Respiration assays are routinely used for investigating microbial metabolic activity in soil, but usually after a period of "conditioning" whereby dry soil is rewetted and incubated for a period of days. We showed that rewetting and incubation of soil with or without amendments cause changes in microbial populations that are dependent on the type of amendment. As these amendments resulted in altered basal respiration levels and SIR profiles, they call into question the suitability of soil conditioning as pretreatment for soil microbial analyses. When testing soils from an experiment involving various amendments we have found that different substances can inhibit, rather than stimulate, respiration following rewetting.
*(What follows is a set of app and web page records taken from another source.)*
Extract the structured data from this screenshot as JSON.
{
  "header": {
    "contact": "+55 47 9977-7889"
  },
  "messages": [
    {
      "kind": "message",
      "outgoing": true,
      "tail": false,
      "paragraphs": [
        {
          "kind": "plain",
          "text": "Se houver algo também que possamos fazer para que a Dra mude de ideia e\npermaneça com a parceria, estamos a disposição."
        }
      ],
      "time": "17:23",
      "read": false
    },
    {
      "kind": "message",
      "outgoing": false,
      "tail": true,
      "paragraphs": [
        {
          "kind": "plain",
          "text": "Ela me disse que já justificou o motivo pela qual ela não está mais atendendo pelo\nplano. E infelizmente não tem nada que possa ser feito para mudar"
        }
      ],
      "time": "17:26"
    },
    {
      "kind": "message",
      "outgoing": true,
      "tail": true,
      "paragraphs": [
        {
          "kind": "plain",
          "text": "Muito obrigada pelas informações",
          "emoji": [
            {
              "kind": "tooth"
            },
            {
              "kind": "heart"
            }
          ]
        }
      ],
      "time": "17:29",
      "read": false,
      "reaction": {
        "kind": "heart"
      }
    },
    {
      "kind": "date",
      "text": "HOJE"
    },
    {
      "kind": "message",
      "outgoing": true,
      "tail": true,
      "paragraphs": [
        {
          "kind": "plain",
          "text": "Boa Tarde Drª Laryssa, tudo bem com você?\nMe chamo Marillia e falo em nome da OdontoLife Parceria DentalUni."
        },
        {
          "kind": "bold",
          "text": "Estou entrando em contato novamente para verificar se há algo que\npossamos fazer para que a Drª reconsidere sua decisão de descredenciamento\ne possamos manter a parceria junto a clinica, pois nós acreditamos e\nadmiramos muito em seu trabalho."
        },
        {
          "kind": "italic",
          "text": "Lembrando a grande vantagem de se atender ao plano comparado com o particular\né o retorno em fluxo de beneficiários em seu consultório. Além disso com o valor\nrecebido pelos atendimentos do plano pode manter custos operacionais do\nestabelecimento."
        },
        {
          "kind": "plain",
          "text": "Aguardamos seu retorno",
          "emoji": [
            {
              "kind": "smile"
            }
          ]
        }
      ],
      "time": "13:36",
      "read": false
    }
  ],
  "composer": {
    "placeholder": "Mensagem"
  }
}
We suggest further investigation of "CO2 burst inhibition" for the purpose of developing a method that does not require naturally dry or air dried soil to undergo conditioning prior to a SIR assay
To submit an update or takedown request for this paper, please submit an Update/Correction/Removal Request.